_What is required:_ Scan the material for the word "this", and copy each line where it shows up.

********************

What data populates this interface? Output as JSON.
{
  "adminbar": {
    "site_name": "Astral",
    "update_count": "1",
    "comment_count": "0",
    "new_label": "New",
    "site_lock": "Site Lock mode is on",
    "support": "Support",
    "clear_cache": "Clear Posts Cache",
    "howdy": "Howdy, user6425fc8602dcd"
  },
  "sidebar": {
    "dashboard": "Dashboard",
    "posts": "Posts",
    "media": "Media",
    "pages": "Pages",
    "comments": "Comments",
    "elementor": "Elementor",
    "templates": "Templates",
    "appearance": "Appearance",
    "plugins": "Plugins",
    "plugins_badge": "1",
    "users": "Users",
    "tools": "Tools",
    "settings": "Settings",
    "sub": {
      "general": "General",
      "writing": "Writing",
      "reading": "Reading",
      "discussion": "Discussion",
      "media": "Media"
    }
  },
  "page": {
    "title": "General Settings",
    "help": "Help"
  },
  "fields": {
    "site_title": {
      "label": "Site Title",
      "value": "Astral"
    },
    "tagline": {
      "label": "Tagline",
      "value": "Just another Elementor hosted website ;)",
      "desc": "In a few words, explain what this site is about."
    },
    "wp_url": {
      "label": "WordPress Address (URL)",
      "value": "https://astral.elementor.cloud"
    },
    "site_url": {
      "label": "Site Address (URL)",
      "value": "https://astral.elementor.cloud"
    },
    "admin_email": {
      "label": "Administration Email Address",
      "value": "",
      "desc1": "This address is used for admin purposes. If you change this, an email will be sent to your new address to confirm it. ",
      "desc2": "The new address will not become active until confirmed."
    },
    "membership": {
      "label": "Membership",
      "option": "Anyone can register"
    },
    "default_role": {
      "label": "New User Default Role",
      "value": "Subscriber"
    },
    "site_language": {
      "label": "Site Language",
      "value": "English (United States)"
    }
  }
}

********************

_Finished exercise:_
What data populates this interface? Output as JSON.
      "desc": "In a few words, explain what this site is about."
      "desc1": "This address is used for admin purposes. If you change this, an email will be sent to your new address to confirm it. ",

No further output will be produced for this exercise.